EXERCISE
Wherever a line in the data holds the word "Lesson", pull that line out.

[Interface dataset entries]
########################################

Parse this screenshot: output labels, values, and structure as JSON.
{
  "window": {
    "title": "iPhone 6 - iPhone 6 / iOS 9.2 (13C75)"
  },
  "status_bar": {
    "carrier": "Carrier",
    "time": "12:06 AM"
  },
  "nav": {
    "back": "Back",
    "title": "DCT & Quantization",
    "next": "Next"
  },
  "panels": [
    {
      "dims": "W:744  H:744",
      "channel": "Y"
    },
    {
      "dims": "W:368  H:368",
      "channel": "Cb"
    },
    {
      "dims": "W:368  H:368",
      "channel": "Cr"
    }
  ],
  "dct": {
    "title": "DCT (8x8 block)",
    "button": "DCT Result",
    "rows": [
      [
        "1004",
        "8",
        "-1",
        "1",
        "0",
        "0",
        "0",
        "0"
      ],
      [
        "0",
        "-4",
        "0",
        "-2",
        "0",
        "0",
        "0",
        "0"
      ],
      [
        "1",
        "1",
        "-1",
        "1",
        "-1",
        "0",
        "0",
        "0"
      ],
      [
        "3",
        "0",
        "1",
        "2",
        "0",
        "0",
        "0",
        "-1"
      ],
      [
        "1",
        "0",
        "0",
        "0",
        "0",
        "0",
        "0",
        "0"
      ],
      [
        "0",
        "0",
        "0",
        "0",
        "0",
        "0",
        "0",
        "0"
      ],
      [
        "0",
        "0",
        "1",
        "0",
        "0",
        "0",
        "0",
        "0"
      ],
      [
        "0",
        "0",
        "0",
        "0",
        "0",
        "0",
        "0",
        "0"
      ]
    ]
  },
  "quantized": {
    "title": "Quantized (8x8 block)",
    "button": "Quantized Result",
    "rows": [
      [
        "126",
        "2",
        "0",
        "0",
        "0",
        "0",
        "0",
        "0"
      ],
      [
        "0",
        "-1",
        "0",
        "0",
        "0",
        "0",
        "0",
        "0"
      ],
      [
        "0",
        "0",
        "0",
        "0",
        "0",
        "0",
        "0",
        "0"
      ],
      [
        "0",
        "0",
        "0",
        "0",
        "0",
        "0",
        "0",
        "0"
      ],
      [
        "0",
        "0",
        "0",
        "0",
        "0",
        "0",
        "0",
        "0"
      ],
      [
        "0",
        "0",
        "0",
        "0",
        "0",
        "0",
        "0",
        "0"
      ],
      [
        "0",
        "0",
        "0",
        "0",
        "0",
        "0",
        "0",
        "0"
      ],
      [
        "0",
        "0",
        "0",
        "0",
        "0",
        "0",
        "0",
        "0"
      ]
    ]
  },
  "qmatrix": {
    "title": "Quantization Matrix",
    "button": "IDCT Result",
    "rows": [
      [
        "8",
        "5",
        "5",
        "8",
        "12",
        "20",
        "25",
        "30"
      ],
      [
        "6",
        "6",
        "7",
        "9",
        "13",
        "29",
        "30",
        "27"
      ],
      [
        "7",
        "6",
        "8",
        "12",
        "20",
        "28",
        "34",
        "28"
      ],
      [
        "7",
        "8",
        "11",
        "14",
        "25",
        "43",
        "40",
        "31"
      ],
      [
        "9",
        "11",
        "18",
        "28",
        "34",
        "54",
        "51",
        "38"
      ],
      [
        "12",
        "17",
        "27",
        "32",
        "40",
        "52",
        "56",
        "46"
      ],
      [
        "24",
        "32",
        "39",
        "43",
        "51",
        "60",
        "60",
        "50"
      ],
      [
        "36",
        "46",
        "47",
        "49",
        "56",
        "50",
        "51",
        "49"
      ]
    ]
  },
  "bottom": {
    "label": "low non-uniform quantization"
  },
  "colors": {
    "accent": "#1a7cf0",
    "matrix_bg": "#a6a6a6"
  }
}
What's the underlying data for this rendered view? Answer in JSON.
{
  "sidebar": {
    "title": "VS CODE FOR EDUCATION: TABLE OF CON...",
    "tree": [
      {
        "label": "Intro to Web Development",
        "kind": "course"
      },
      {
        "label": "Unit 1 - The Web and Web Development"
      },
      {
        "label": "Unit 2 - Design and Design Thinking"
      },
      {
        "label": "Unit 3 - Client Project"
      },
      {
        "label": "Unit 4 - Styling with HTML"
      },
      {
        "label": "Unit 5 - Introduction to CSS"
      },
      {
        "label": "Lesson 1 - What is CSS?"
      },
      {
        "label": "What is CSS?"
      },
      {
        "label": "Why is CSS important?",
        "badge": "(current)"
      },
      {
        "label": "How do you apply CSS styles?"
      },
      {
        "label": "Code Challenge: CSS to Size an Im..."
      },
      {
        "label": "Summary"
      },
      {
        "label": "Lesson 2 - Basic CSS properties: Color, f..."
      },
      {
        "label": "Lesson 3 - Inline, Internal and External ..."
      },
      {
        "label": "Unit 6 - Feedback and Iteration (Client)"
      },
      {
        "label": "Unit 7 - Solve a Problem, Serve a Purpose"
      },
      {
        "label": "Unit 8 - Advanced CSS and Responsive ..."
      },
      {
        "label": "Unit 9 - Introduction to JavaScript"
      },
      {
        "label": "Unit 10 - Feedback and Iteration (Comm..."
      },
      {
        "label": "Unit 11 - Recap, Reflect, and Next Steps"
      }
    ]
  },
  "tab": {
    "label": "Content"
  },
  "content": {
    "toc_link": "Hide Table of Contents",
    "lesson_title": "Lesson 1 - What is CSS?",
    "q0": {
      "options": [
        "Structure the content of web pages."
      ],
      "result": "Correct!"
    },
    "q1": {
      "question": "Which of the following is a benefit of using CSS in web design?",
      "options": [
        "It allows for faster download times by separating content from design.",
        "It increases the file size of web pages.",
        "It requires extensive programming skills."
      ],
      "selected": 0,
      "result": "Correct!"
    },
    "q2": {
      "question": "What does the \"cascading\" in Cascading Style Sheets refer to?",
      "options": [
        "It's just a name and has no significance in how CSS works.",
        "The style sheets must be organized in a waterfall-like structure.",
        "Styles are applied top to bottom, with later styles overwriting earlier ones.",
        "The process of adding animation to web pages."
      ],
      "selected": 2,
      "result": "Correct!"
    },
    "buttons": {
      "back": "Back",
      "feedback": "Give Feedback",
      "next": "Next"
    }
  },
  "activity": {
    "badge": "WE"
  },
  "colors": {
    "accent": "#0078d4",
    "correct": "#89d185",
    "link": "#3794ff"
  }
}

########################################

OUTPUT FOR THIS TASK
        "label": "Lesson 1 - What is CSS?"
        "label": "Lesson 2 - Basic CSS properties: Color, f..."
        "label": "Lesson 3 - Inline, Internal and External ..."
    "lesson_title": "Lesson 1 - What is CSS?",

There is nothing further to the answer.